If you are duly impressed with your duty to God, you will never fail in the performance of your duty to your neighbour. He who loveth God, will love his brother also:—and he who is obedient to the divine commands, will possess HONESTY, SOBRIETY, INDUSTRY, PRUDENCE, KINDNESS and FORBEARANCE; virtues, which are not only essential to your duty to GoD and to your neighbour, but, as we shall endeavour to explain to you, of the most important and immediate consequence to your present welfare here, as well as to your eternal happiness hereafter.
Without HONESTY, which includes a strict adherence to TRUTH, you must not only relin quish the hope of thriving and being successful in your station of life, but you must look for ward to disgrace and punishment, and probably to an ignominious end. THE MOST ABAN
DONED VILLAIN NEVER BEGAN HIS CAREER
WITH ATROCIOUS CRIMES.-It is from petty and uncorrected habits of pilfering and falsehood,—it is from allowing our wandering desires to covet some little portion of our neighbour's goods, and then attempting to avoid detection by falsehood or prevarication,—that the foundation of principle in the human heart is corrupted and undermined,—the impression of religious and moral habits gradually effaced, -and the hardened and abandoned criminal, at length, left to expiate, by a public and igno minious death, the crimes which he has perpe trated against his fellow creatures.
The blessing of honesty (like that of every other virtue) returns with accumulated advantage to the possessor: the influence, however, is directed in its more immediate effect, to others. SOBRIETY, the virtue which we have next to observe upon, is an act of self preser vation; and looks almost exclusively to our
own health and happiness. In its more enlarged sense, it includes an abstinence from every personal irregularity of conduct; and, among other irregularities, from that, against which, with your early instruction and subsequent habits, we trust it will be unnecessary to forwarn you. We mean, that vice, which in young men leads them into improper and criminal connections, and in women is generally attended with every species of degraded and prostituted depravity. Of the victims of unregulated passions, you will find a melancholy list in the annals of Newgate, and you will see many wretched females in the public streets. Happily for you, we repeat, with early religious instruction, and with subsequent care

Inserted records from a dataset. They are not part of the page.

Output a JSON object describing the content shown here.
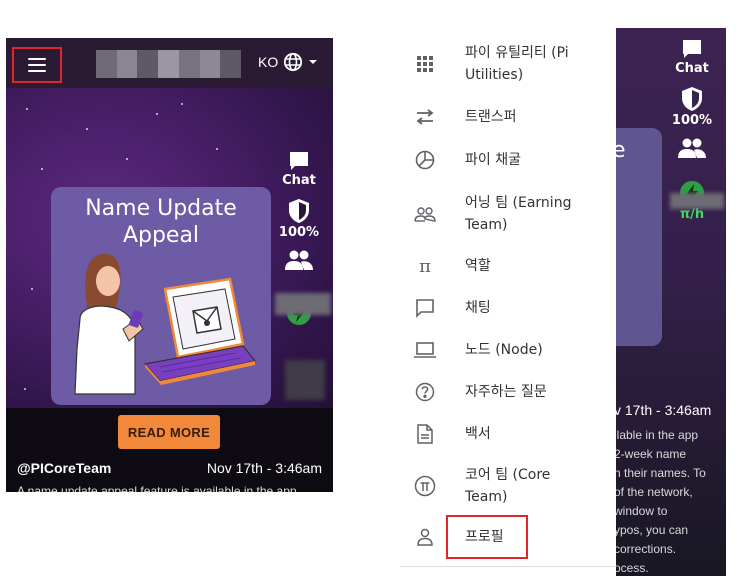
{
  "left_screen": {
    "header": {
      "lang_code": "KO"
    },
    "side_icons": [
      {
        "icon": "chat-icon",
        "label": "Chat"
      },
      {
        "icon": "shield-icon",
        "label": "100%"
      },
      {
        "icon": "team-icon",
        "label": ""
      },
      {
        "icon": "lightning-icon",
        "label": ""
      }
    ],
    "card": {
      "title_line1": "Name Update",
      "title_line2": "Appeal"
    },
    "read_more_label": "READ MORE",
    "post": {
      "author": "@PICoreTeam",
      "date": "Nov 17th - 3:46am",
      "snippet": "A name update appeal feature is available in the app"
    }
  },
  "drawer": {
    "items": [
      {
        "icon": "grid-icon",
        "label_line1": "파이 유틸리티 (Pi",
        "label_line2": "Utilities)"
      },
      {
        "icon": "transfer-icon",
        "label_line1": "트랜스퍼",
        "label_line2": ""
      },
      {
        "icon": "mining-icon",
        "label_line1": "파이 채굴",
        "label_line2": ""
      },
      {
        "icon": "earning-team-icon",
        "label_line1": "어닝 팀 (Earning",
        "label_line2": "Team)"
      },
      {
        "icon": "pi-icon",
        "label_line1": "역할",
        "label_line2": ""
      },
      {
        "icon": "chat-bubble-icon",
        "label_line1": "채팅",
        "label_line2": ""
      },
      {
        "icon": "laptop-icon",
        "label_line1": "노드 (Node)",
        "label_line2": ""
      },
      {
        "icon": "help-icon",
        "label_line1": "자주하는 질문",
        "label_line2": ""
      },
      {
        "icon": "document-icon",
        "label_line1": "백서",
        "label_line2": ""
      },
      {
        "icon": "core-team-icon",
        "label_line1": "코어 팀 (Core",
        "label_line2": "Team)"
      },
      {
        "icon": "person-icon",
        "label_line1": "프로필",
        "label_line2": ""
      }
    ]
  },
  "right_screen": {
    "side_icons": [
      {
        "icon": "chat-icon",
        "label": "Chat"
      },
      {
        "icon": "shield-icon",
        "label": "100%"
      },
      {
        "icon": "team-icon",
        "label": ""
      },
      {
        "icon": "lightning-icon",
        "label": "π/h"
      }
    ],
    "card_letter": "e",
    "date": "v 17th - 3:46am",
    "text_lines": [
      "ilable in the app",
      "2-week name",
      "n their names. To",
      "of the network,",
      "window to",
      "ypos, you can",
      "corrections.",
      "ocess."
    ]
  },
  "colors": {
    "highlight": "#e0262c",
    "button": "#f2893a",
    "card": "#6d5ba6",
    "accent_green": "#2ea043"
  }
}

The preserving and educating of so many children, which without the Foundling Hospital would have been lost to that society of which they are calculated to become useful members, is certainly a great and public benefit. The adoption of an helpless unprotected infant, the watching over its progress to maturity, and the fitting it to be useful to itself and others here, and to attain eternal happiness hereafter, these are no common or ordinary acts of beneficence; but their value and their importance are lost, when compared with the benefits which (without any prejudice to the original objects of the charity) the mothers derive from this Institution as it is at present conducted. The preserving the mere vital functions of an infant, cannot be put in competition with saving from vice, misery, and infamy, a young woman, in the bloom of